Data about app and page elements:
• • •

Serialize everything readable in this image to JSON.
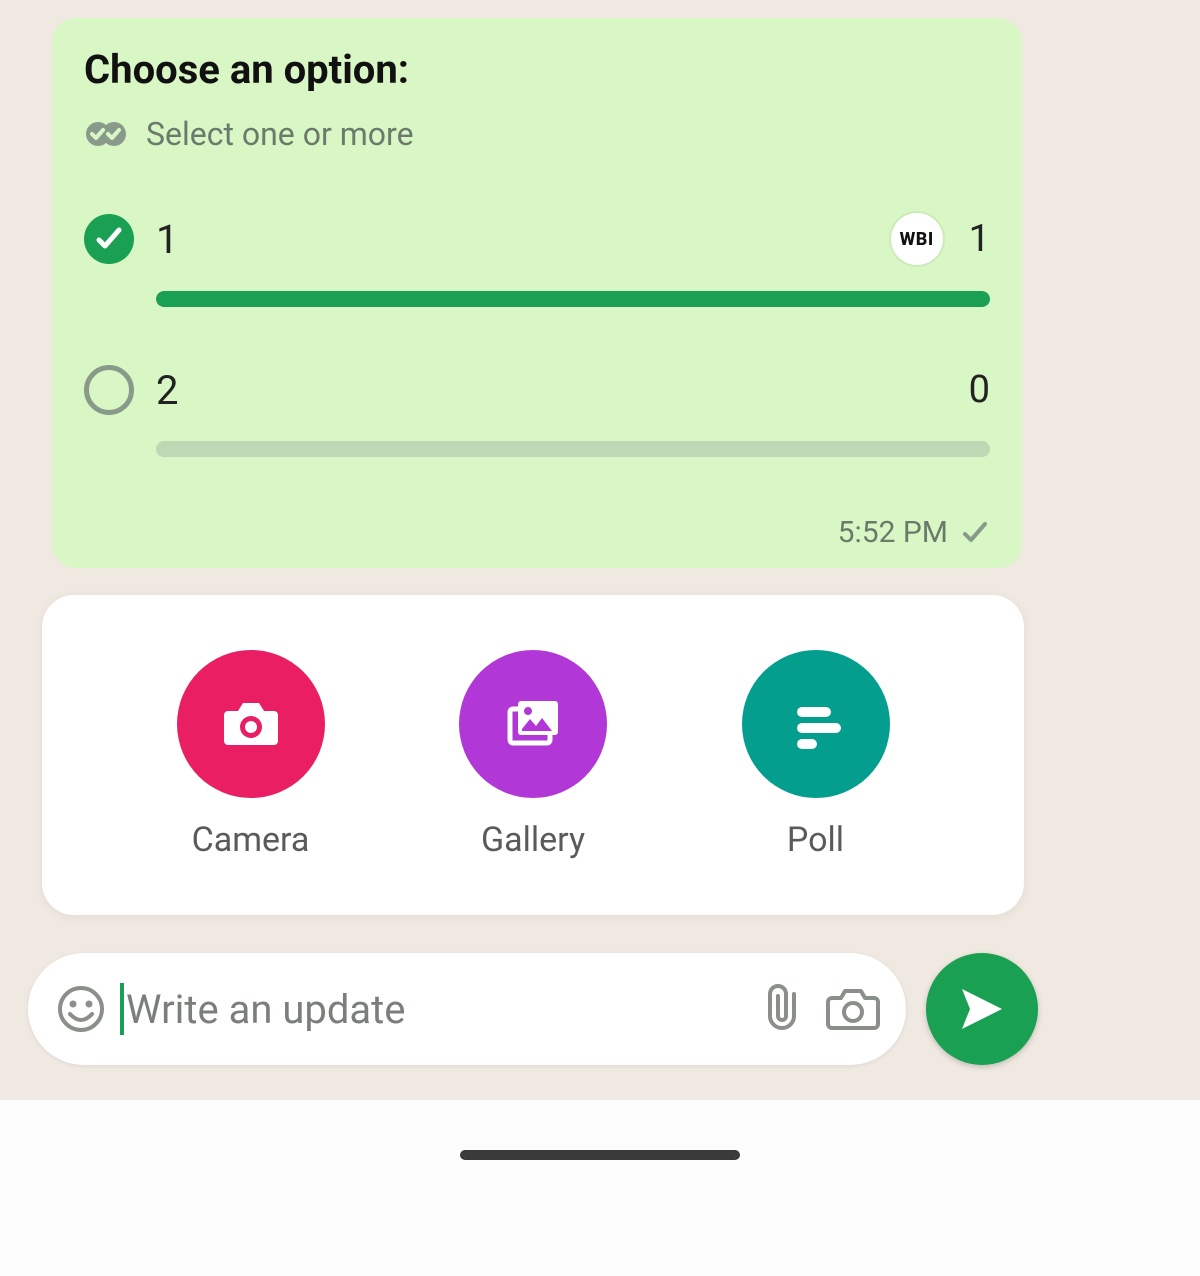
{
  "poll": {
    "title": "Choose an option:",
    "subtitle": "Select one or more",
    "timestamp": "5:52 PM",
    "options": [
      {
        "label": "1",
        "votes": "1",
        "selected": true,
        "percent": 100,
        "avatar": "WBI"
      },
      {
        "label": "2",
        "votes": "0",
        "selected": false,
        "percent": 0
      }
    ]
  },
  "attachments": {
    "camera": {
      "label": "Camera"
    },
    "gallery": {
      "label": "Gallery"
    },
    "poll": {
      "label": "Poll"
    }
  },
  "composer": {
    "placeholder": "Write an update"
  }
}
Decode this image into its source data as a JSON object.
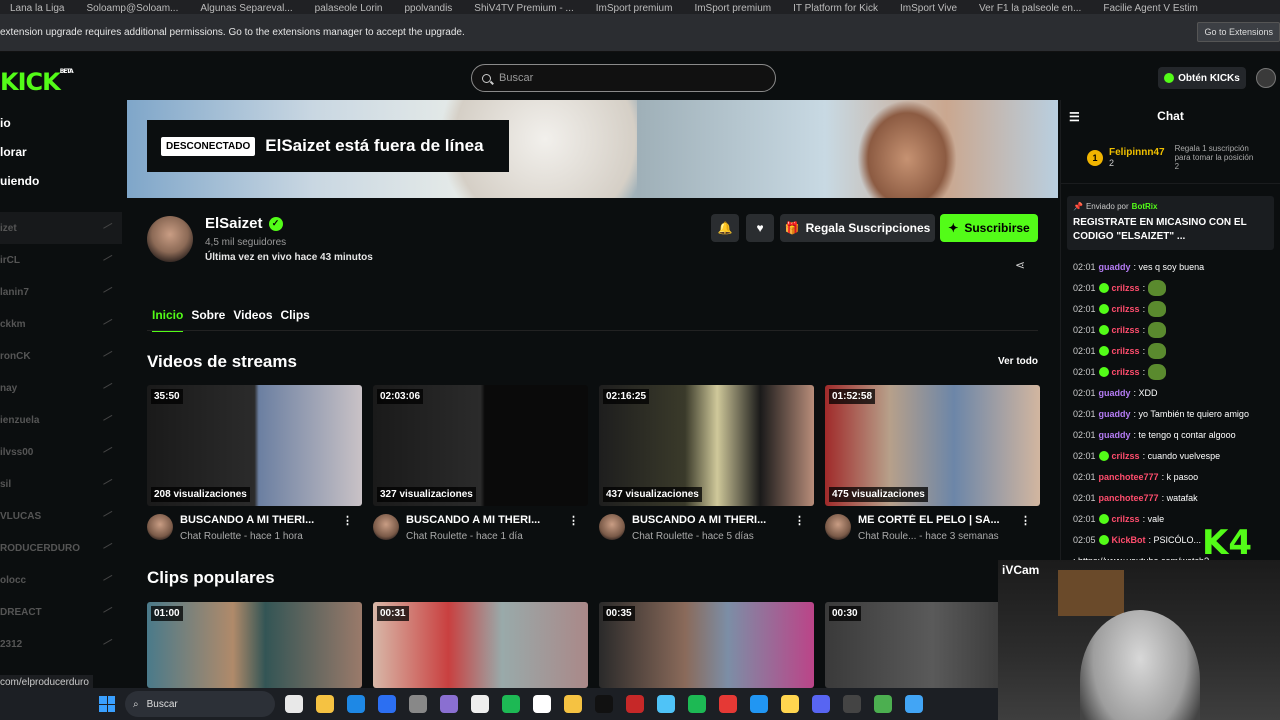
{
  "browser": {
    "bookmarks": [
      "Lana la Liga",
      "Soloamp@Soloam...",
      "Algunas Separeval...",
      "palaseole Lorin",
      "ppolvandis",
      "ShiV4TV Premium - ...",
      "ImSport premium",
      "ImSport premium",
      "IT Platform for Kick",
      "ImSport Vive",
      "Ver F1 la palseole en...",
      "Facilie Agent V Estim"
    ],
    "infobar_message": "extension upgrade requires additional permissions. Go to the extensions manager to accept the upgrade.",
    "infobar_button": "Go to Extensions"
  },
  "header": {
    "logo": "KICK",
    "logo_badge": "BETA",
    "search_placeholder": "Buscar",
    "get_kicks": "Obtén KICKs"
  },
  "sidebar": {
    "nav": [
      "io",
      "lorar",
      "uiendo"
    ],
    "channels": [
      "izet",
      "irCL",
      "lanin7",
      "ckkm",
      "ronCK",
      "nay",
      "ienzuela",
      "ilvss00",
      "sil",
      "VLUCAS",
      "RODUCERDURO",
      "olocc",
      "DREACT",
      "2312"
    ],
    "status_url": "com/elproducerduro"
  },
  "banner": {
    "offline_tag": "DESCONECTADO",
    "offline_text": "ElSaizet está fuera de línea"
  },
  "channel": {
    "name": "ElSaizet",
    "followers": "4,5 mil seguidores",
    "last_live": "Última vez en vivo hace 43 minutos",
    "gift_label": "Regala Suscripciones",
    "subscribe_label": "Suscribirse",
    "tabs": [
      "Inicio",
      "Sobre",
      "Videos",
      "Clips"
    ]
  },
  "streams_section": {
    "title": "Videos de streams",
    "see_all": "Ver todo",
    "videos": [
      {
        "duration": "35:50",
        "views": "208 visualizaciones",
        "title": "BUSCANDO A MI THERI...",
        "category": "Chat Roulette",
        "age": "hace 1 hora"
      },
      {
        "duration": "02:03:06",
        "views": "327 visualizaciones",
        "title": "BUSCANDO A MI THERI...",
        "category": "Chat Roulette",
        "age": "hace 1 día"
      },
      {
        "duration": "02:16:25",
        "views": "437 visualizaciones",
        "title": "BUSCANDO A MI THERI...",
        "category": "Chat Roulette",
        "age": "hace 5 días"
      },
      {
        "duration": "01:52:58",
        "views": "475 visualizaciones",
        "title": "ME CORTÉ EL PELO | SA...",
        "category": "Chat Roule...",
        "age": "hace 3 semanas"
      }
    ]
  },
  "clips_section": {
    "title": "Clips populares",
    "clips": [
      {
        "duration": "01:00"
      },
      {
        "duration": "00:31"
      },
      {
        "duration": "00:35"
      },
      {
        "duration": "00:30"
      }
    ]
  },
  "chat": {
    "title": "Chat",
    "leader_rank": "1",
    "leader_name": "Felipinnn47",
    "leader_count": "2",
    "leader_gift": "Regala 1 suscripción para tomar la posición 2",
    "pinned_by_label": "Enviado por",
    "pinned_by": "BotRix",
    "pinned_text": "REGISTRATE EN MICASINO CON EL CODIGO \"ELSAIZET\" ...",
    "messages": [
      {
        "time": "02:01",
        "user": "guaddy",
        "text": ": ves q soy buena",
        "style": "u1",
        "badge": false,
        "emote": false
      },
      {
        "time": "02:01",
        "user": "crilzss",
        "text": ":",
        "style": "u2",
        "badge": true,
        "emote": true
      },
      {
        "time": "02:01",
        "user": "crilzss",
        "text": ":",
        "style": "u2",
        "badge": true,
        "emote": true
      },
      {
        "time": "02:01",
        "user": "crilzss",
        "text": ":",
        "style": "u2",
        "badge": true,
        "emote": true
      },
      {
        "time": "02:01",
        "user": "crilzss",
        "text": ":",
        "style": "u2",
        "badge": true,
        "emote": true
      },
      {
        "time": "02:01",
        "user": "crilzss",
        "text": ":",
        "style": "u2",
        "badge": true,
        "emote": true
      },
      {
        "time": "02:01",
        "user": "guaddy",
        "text": ": XDD",
        "style": "u1",
        "badge": false,
        "emote": false
      },
      {
        "time": "02:01",
        "user": "guaddy",
        "text": ": yo También te quiero amigo",
        "style": "u1",
        "badge": false,
        "emote": false
      },
      {
        "time": "02:01",
        "user": "guaddy",
        "text": ": te tengo q contar algooo",
        "style": "u1",
        "badge": false,
        "emote": false
      },
      {
        "time": "02:01",
        "user": "crilzss",
        "text": ": cuando vuelvespe",
        "style": "u2",
        "badge": true,
        "emote": false
      },
      {
        "time": "02:01",
        "user": "panchotee777",
        "text": ": k pasoo",
        "style": "u2",
        "badge": false,
        "emote": false
      },
      {
        "time": "02:01",
        "user": "panchotee777",
        "text": ": watafak",
        "style": "u2",
        "badge": false,
        "emote": false
      },
      {
        "time": "02:01",
        "user": "crilzss",
        "text": ": vale",
        "style": "u2",
        "badge": true,
        "emote": false
      },
      {
        "time": "02:05",
        "user": "KickBot",
        "text": ": PSICÓLO...",
        "style": "u2",
        "badge": true,
        "emote": false
      }
    ],
    "last_link": ": https://www.youtube.com/watch?"
  },
  "overlay": {
    "logo": "K4",
    "webcam_label": "iVCam"
  },
  "taskbar": {
    "search_placeholder": "Buscar",
    "icon_colors": [
      "#e8e8e8",
      "#f5c242",
      "#1e88e5",
      "#2c6ff2",
      "#888888",
      "#8a6fd1",
      "#eeeeee",
      "#1db954",
      "#ffffff",
      "#f5c242",
      "#111111",
      "#c62828",
      "#4fc3f7",
      "#1db954",
      "#e53935",
      "#2196f3",
      "#ffd54f",
      "#5865f2",
      "#444444",
      "#4caf50",
      "#42a5f5"
    ]
  }
}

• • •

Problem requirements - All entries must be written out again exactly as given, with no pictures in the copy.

Task response -
Serialize everything readable in this image to JSON.
{
  "poll": {
    "title": "Choose an option:",
    "subtitle": "Select one or more",
    "timestamp": "5:52 PM",
    "options": [
      {
        "label": "1",
        "votes": "1",
        "selected": true,
        "percent": 100,
        "avatar": "WBI"
      },
      {
        "label": "2",
        "votes": "0",
        "selected": false,
        "percent": 0
      }
    ]
  },
  "attachments": {
    "camera": {
      "label": "Camera"
    },
    "gallery": {
      "label": "Gallery"
    },
    "poll": {
      "label": "Poll"
    }
  },
  "composer": {
    "placeholder": "Write an update"
  }
}
Decode this image into its source data as a JSON object.
{
  "browser": {
    "bookmarks": [
      "Lana la Liga",
      "Soloamp@Soloam...",
      "Algunas Separeval...",
      "palaseole Lorin",
      "ppolvandis",
      "ShiV4TV Premium - ...",
      "ImSport premium",
      "ImSport premium",
      "IT Platform for Kick",
      "ImSport Vive",
      "Ver F1 la palseole en...",
      "Facilie Agent V Estim"
    ],
    "infobar_message": "extension upgrade requires additional permissions. Go to the extensions manager to accept the upgrade.",
    "infobar_button": "Go to Extensions"
  },
  "header": {
    "logo": "KICK",
    "logo_badge": "BETA",
    "search_placeholder": "Buscar",
    "get_kicks": "Obtén KICKs"
  },
  "sidebar": {
    "nav": [
      "io",
      "lorar",
      "uiendo"
    ],
    "channels": [
      "izet",
      "irCL",
      "lanin7",
      "ckkm",
      "ronCK",
      "nay",
      "ienzuela",
      "ilvss00",
      "sil",
      "VLUCAS",
      "RODUCERDURO",
      "olocc",
      "DREACT",
      "2312"
    ],
    "status_url": "com/elproducerduro"
  },
  "banner": {
    "offline_tag": "DESCONECTADO",
    "offline_text": "ElSaizet está fuera de línea"
  },
  "channel": {
    "name": "ElSaizet",
    "followers": "4,5 mil seguidores",
    "last_live": "Última vez en vivo hace 43 minutos",
    "gift_label": "Regala Suscripciones",
    "subscribe_label": "Suscribirse",
    "tabs": [
      "Inicio",
      "Sobre",
      "Videos",
      "Clips"
    ]
  },
  "streams_section": {
    "title": "Videos de streams",
    "see_all": "Ver todo",
    "videos": [
      {
        "duration": "35:50",
        "views": "208 visualizaciones",
        "title": "BUSCANDO A MI THERI...",
        "category": "Chat Roulette",
        "age": "hace 1 hora"
      },
      {
        "duration": "02:03:06",
        "views": "327 visualizaciones",
        "title": "BUSCANDO A MI THERI...",
        "category": "Chat Roulette",
        "age": "hace 1 día"
      },
      {
        "duration": "02:16:25",
        "views": "437 visualizaciones",
        "title": "BUSCANDO A MI THERI...",
        "category": "Chat Roulette",
        "age": "hace 5 días"
      },
      {
        "duration": "01:52:58",
        "views": "475 visualizaciones",
        "title": "ME CORTÉ EL PELO | SA...",
        "category": "Chat Roule...",
        "age": "hace 3 semanas"
      }
    ]
  },
  "clips_section": {
    "title": "Clips populares",
    "clips": [
      {
        "duration": "01:00"
      },
      {
        "duration": "00:31"
      },
      {
        "duration": "00:35"
      },
      {
        "duration": "00:30"
      }
    ]
  },
  "chat": {
    "title": "Chat",
    "leader_rank": "1",
    "leader_name": "Felipinnn47",
    "leader_count": "2",
    "leader_gift": "Regala 1 suscripción para tomar la posición 2",
    "pinned_by_label": "Enviado por",
    "pinned_by": "BotRix",
    "pinned_text": "REGISTRATE EN MICASINO CON EL CODIGO \"ELSAIZET\" ...",
    "messages": [
      {
        "time": "02:01",
        "user": "guaddy",
        "text": ": ves q soy buena",
        "style": "u1",
        "badge": false,
        "emote": false
      },
      {
        "time": "02:01",
        "user": "crilzss",
        "text": ":",
        "style": "u2",
        "badge": true,
        "emote": true
      },
      {
        "time": "02:01",
        "user": "crilzss",
        "text": ":",
        "style": "u2",
        "badge": true,
        "emote": true
      },
      {
        "time": "02:01",
        "user": "crilzss",
        "text": ":",
        "style": "u2",
        "badge": true,
        "emote": true
      },
      {
        "time": "02:01",
        "user": "crilzss",
        "text": ":",
        "style": "u2",
        "badge": true,
        "emote": true
      },
      {
        "time": "02:01",
        "user": "crilzss",
        "text": ":",
        "style": "u2",
        "badge": true,
        "emote": true
      },
      {
        "time": "02:01",
        "user": "guaddy",
        "text": ": XDD",
        "style": "u1",
        "badge": false,
        "emote": false
      },
      {
        "time": "02:01",
        "user": "guaddy",
        "text": ": yo También te quiero amigo",
        "style": "u1",
        "badge": false,
        "emote": false
      },
      {
        "time": "02:01",
        "user": "guaddy",
        "text": ": te tengo q contar algooo",
        "style": "u1",
        "badge": false,
        "emote": false
      },
      {
        "time": "02:01",
        "user": "crilzss",
        "text": ": cuando vuelvespe",
        "style": "u2",
        "badge": true,
        "emote": false
      },
      {
        "time": "02:01",
        "user": "panchotee777",
        "text": ": k pasoo",
        "style": "u2",
        "badge": false,
        "emote": false
      },
      {
        "time": "02:01",
        "user": "panchotee777",
        "text": ": watafak",
        "style": "u2",
        "badge": false,
        "emote": false
      },
      {
        "time": "02:01",
        "user": "crilzss",
        "text": ": vale",
        "style": "u2",
        "badge": true,
        "emote": false
      },
      {
        "time": "02:05",
        "user": "KickBot",
        "text": ": PSICÓLO...",
        "style": "u2",
        "badge": true,
        "emote": false
      }
    ],
    "last_link": ": https://www.youtube.com/watch?"
  },
  "overlay": {
    "logo": "K4",
    "webcam_label": "iVCam"
  },
  "taskbar": {
    "search_placeholder": "Buscar",
    "icon_colors": [
      "#e8e8e8",
      "#f5c242",
      "#1e88e5",
      "#2c6ff2",
      "#888888",
      "#8a6fd1",
      "#eeeeee",
      "#1db954",
      "#ffffff",
      "#f5c242",
      "#111111",
      "#c62828",
      "#4fc3f7",
      "#1db954",
      "#e53935",
      "#2196f3",
      "#ffd54f",
      "#5865f2",
      "#444444",
      "#4caf50",
      "#42a5f5"
    ]
  }
}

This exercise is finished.